What you have to do:
In the records below, work out how many lines hold the word "true". Report the number alone.
━━━
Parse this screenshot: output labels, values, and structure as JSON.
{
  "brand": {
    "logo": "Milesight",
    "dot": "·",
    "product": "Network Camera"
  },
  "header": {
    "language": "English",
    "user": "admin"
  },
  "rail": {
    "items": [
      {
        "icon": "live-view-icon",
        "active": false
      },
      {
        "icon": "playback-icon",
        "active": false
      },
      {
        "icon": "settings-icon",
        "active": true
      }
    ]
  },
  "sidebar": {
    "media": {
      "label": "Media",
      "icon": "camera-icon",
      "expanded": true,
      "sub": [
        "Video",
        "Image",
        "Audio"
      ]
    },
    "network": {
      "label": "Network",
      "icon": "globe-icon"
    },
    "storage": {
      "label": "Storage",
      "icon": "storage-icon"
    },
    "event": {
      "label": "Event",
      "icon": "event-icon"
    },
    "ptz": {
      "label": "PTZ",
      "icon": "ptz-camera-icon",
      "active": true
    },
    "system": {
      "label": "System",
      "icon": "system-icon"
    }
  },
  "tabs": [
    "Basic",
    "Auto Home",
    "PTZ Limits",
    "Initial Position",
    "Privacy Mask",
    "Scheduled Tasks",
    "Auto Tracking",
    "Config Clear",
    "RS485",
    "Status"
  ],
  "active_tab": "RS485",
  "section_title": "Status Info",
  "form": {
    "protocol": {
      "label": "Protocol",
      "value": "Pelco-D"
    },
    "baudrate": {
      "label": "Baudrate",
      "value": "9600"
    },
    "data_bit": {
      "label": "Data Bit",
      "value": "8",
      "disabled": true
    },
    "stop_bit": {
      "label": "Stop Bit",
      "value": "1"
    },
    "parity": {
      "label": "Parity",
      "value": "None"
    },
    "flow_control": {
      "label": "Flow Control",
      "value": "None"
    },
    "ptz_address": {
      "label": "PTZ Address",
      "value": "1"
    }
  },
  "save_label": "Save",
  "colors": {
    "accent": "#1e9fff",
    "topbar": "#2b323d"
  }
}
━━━
Answer to this problem:
4